WORK INSTRUCTION
Pictures aside, repeat the listing below exactly.

DATA TO USE
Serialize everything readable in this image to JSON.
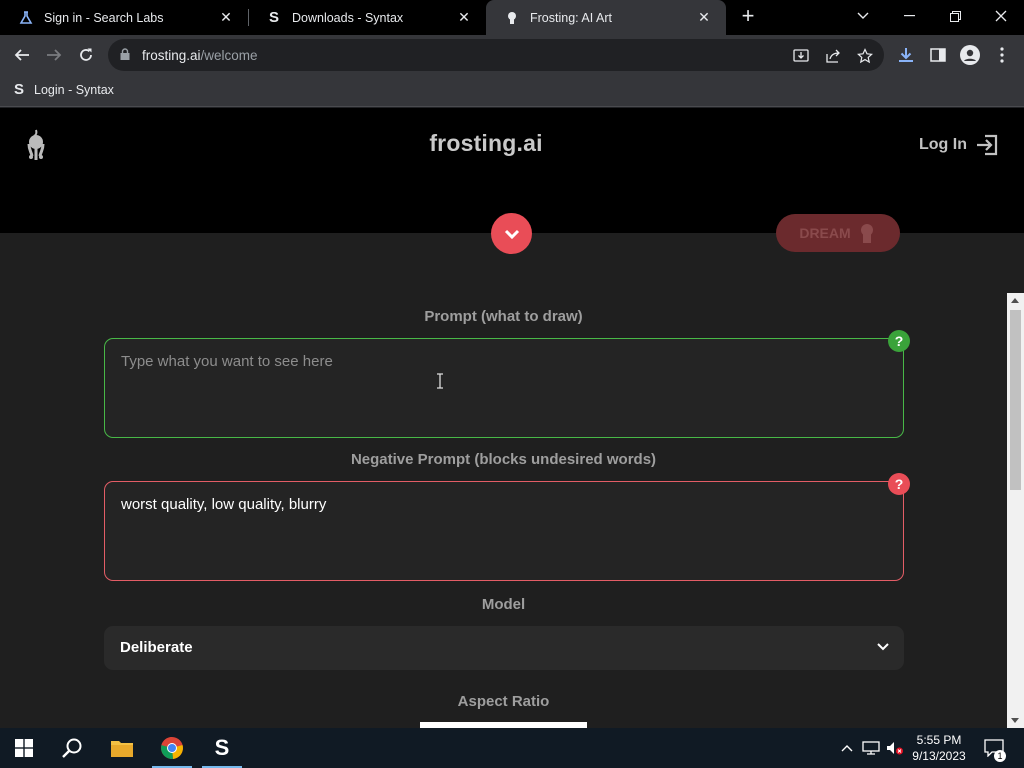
{
  "browser": {
    "tabs": [
      {
        "title": "Sign in - Search Labs",
        "icon": "flask-icon"
      },
      {
        "title": "Downloads - Syntax",
        "icon": "syntax-s-icon"
      },
      {
        "title": "Frosting: AI Art",
        "icon": "frosting-icon",
        "active": true
      }
    ],
    "url_host": "frosting.ai",
    "url_path": "/welcome",
    "bookmarks": [
      {
        "label": "Login - Syntax",
        "icon": "syntax-s-icon"
      }
    ]
  },
  "site": {
    "title": "frosting.ai",
    "login_label": "Log In",
    "dream_label": "DREAM",
    "prompt_label": "Prompt (what to draw)",
    "prompt_placeholder": "Type what you want to see here",
    "prompt_help": "?",
    "negative_label": "Negative Prompt (blocks undesired words)",
    "negative_value": "worst quality, low quality, blurry",
    "negative_help": "?",
    "model_label": "Model",
    "model_value": "Deliberate",
    "aspect_label": "Aspect Ratio"
  },
  "taskbar": {
    "time": "5:55 PM",
    "date": "9/13/2023",
    "notifications": "1"
  },
  "colors": {
    "accent_red": "#e94d57",
    "accent_green": "#48b847",
    "page_bg": "#1f1f1f"
  }
}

EXERCISE OUTPUT
Serialize everything readable in this image to JSON.
{
  "browser": {
    "tabs": [
      {
        "title": "Sign in - Search Labs",
        "icon": "flask-icon"
      },
      {
        "title": "Downloads - Syntax",
        "icon": "syntax-s-icon"
      },
      {
        "title": "Frosting: AI Art",
        "icon": "frosting-icon",
        "active": true
      }
    ],
    "url_host": "frosting.ai",
    "url_path": "/welcome",
    "bookmarks": [
      {
        "label": "Login - Syntax",
        "icon": "syntax-s-icon"
      }
    ]
  },
  "site": {
    "title": "frosting.ai",
    "login_label": "Log In",
    "dream_label": "DREAM",
    "prompt_label": "Prompt (what to draw)",
    "prompt_placeholder": "Type what you want to see here",
    "prompt_help": "?",
    "negative_label": "Negative Prompt (blocks undesired words)",
    "negative_value": "worst quality, low quality, blurry",
    "negative_help": "?",
    "model_label": "Model",
    "model_value": "Deliberate",
    "aspect_label": "Aspect Ratio"
  },
  "taskbar": {
    "time": "5:55 PM",
    "date": "9/13/2023",
    "notifications": "1"
  },
  "colors": {
    "accent_red": "#e94d57",
    "accent_green": "#48b847",
    "page_bg": "#1f1f1f"
  }
}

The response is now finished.